As for the game, the Mets came back from a 7-0 deficit and beat the Pirates, 9-8. According to this article in USA Today, it was their biggest come-from-behind win since June 30, 2000. Not bad, Mets. Not bad at all. But then again, it was against the Pirates, so it almost shouldn’t count.
• 379 balls in 44 games this season = 8.61 balls per game.
• 705 consecutive games with at least one ball
• 519 consecutive games in New York with at least one ball
• 372 consecutive Mets home games with at least one ball
• 231 consecutive games with at least two balls
• 150 lifetime game balls (134 foul balls, 15 home runs, and 1 ground-rule double)
• 5,041 total balls
(I’m raising money again this season for Pitch In For Baseball, a non-profit charity that provides baseball equipment to underprivileged kids all over the world. Click here to learn more.)
• 48 donors
• $6.94 pledged per ball (if you add up all the pledges)
• $41.64 raised at this game
• $2,630.26 raised this season
When I got home from the game, I wanted to get a photo of the baseballs with the softballs. It was a weird combination, though, and I struggled to find the best way to arrange them. This was my first attempt:
What do you think? Good?
I went for this next…
…followed by this:
My thinking for the photo above was that the softballs were spooning with the baseballs. (D’awww!)
Okay, here’s one more attempt. This one is my favorite:
(It KiNd Of LoOkS liKe ThIs.)
Finally, I have to share a four-part photo of the infield warm-up ball that I got from Luis Silverio. Remember that blog entry I posted several months ago called “Baseballs and black light“? Well, this ball doesn’t have a standard invisible ink stamp on it. Instead…I don’t even know how to describe it. Just look:

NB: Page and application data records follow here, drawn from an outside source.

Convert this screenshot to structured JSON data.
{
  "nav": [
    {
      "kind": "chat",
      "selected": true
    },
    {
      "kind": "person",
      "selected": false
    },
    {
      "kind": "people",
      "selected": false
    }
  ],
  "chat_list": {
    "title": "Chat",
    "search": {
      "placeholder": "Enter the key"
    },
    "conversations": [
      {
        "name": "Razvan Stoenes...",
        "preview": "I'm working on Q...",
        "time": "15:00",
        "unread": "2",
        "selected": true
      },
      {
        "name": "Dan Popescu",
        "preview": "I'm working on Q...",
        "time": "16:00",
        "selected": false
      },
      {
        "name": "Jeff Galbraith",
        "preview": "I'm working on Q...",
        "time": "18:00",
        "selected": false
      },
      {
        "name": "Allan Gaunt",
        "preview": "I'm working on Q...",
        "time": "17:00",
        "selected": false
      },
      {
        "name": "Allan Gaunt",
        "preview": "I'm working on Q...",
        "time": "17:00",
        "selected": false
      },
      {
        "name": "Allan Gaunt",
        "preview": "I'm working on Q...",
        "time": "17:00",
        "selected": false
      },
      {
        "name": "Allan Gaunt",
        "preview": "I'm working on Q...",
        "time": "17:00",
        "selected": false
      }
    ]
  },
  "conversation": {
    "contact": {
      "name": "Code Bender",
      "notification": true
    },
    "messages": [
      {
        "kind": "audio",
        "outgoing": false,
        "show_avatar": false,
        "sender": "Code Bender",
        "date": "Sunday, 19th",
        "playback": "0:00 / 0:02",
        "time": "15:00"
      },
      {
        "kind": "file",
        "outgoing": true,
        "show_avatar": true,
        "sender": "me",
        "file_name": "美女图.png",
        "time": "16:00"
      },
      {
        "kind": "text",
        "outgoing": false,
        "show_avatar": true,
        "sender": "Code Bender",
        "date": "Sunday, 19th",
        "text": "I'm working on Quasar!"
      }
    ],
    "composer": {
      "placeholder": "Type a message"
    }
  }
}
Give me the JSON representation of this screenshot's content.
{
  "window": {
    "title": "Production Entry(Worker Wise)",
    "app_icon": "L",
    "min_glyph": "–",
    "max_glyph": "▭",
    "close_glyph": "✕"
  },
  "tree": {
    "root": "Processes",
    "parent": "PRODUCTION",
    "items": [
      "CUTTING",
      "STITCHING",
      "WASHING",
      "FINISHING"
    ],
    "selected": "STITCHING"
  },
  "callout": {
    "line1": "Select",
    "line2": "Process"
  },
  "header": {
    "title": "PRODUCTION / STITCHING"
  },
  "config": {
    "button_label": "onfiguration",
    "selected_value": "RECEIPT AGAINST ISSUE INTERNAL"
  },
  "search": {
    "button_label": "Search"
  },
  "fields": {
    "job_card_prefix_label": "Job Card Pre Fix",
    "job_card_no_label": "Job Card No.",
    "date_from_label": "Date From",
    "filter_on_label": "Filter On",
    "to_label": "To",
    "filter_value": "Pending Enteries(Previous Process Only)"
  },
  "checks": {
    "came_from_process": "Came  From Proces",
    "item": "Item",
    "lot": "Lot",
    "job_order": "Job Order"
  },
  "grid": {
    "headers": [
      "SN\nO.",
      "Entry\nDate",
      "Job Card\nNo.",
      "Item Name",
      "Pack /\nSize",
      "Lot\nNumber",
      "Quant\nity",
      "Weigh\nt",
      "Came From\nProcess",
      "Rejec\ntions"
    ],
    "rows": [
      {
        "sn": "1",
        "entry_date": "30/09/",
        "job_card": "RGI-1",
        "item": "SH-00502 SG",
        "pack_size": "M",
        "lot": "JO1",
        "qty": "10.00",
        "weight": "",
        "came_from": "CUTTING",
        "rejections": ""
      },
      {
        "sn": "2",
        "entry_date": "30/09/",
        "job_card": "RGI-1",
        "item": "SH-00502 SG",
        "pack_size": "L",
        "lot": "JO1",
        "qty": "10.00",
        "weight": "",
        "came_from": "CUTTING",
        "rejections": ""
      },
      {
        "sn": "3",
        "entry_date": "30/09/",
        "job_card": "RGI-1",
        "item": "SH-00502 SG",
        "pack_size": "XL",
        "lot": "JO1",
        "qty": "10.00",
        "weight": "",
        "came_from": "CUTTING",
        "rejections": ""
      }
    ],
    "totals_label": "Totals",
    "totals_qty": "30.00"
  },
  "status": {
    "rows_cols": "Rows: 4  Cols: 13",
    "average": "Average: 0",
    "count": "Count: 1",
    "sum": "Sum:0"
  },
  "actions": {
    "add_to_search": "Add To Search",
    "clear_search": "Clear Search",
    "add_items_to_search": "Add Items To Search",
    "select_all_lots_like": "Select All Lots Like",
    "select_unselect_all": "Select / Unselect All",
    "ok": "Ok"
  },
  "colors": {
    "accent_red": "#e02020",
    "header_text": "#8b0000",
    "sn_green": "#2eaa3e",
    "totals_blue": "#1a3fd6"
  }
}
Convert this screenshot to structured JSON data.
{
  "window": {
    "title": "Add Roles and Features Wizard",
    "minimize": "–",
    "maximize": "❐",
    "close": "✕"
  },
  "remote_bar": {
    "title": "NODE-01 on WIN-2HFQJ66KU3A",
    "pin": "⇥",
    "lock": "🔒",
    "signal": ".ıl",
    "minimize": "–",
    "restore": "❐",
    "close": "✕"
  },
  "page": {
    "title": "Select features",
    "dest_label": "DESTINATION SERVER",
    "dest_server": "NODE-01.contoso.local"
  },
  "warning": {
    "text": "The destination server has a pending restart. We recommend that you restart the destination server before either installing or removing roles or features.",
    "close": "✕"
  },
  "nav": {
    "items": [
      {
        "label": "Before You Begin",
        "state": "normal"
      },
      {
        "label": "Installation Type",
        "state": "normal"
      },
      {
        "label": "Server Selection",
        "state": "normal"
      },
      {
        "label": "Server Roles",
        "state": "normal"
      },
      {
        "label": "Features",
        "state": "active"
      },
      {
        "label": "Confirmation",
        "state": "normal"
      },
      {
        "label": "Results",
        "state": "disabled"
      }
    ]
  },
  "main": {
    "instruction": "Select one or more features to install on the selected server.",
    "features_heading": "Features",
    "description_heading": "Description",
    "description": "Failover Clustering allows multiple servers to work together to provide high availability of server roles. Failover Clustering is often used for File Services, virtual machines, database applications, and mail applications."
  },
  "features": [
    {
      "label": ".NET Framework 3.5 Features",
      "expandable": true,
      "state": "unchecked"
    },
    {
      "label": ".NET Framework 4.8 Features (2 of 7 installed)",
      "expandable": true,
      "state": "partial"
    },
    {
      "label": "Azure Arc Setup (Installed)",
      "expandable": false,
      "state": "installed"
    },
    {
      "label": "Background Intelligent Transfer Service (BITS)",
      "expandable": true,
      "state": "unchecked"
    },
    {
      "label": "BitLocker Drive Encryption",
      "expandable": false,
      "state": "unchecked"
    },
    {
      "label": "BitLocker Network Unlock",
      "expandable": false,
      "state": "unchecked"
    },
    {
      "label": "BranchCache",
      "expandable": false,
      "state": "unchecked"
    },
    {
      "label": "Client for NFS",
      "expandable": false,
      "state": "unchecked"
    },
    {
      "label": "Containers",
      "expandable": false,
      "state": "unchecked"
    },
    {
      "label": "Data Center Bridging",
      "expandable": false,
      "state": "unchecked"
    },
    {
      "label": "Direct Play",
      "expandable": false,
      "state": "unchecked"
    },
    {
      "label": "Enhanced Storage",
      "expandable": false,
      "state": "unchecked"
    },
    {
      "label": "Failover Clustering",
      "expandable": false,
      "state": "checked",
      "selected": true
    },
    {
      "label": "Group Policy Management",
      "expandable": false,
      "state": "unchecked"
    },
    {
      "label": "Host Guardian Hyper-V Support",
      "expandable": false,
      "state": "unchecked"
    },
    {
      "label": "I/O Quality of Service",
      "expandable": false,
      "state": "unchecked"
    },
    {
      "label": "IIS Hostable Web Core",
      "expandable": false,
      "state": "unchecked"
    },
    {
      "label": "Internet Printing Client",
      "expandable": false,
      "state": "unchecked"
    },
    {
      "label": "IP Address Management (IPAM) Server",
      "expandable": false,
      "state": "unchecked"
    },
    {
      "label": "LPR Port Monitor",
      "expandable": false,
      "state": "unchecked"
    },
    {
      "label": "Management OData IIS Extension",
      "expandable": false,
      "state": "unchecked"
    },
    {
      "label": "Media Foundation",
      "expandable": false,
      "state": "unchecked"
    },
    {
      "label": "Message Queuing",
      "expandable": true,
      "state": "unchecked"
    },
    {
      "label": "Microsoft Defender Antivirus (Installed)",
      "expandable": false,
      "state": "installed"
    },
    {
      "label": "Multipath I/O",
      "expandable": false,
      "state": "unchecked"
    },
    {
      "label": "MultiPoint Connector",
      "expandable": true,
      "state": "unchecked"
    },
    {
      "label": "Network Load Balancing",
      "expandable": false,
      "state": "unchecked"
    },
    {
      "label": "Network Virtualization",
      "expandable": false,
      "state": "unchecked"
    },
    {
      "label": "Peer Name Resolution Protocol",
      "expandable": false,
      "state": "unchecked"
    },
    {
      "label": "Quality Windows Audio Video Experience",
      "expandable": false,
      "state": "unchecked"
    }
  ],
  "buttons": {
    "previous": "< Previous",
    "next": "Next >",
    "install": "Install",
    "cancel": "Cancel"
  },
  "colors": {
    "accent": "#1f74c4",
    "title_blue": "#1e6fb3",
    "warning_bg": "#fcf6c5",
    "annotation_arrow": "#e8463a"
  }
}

I’ve never thought of baseballs as being “trippy,” but this one might qualify.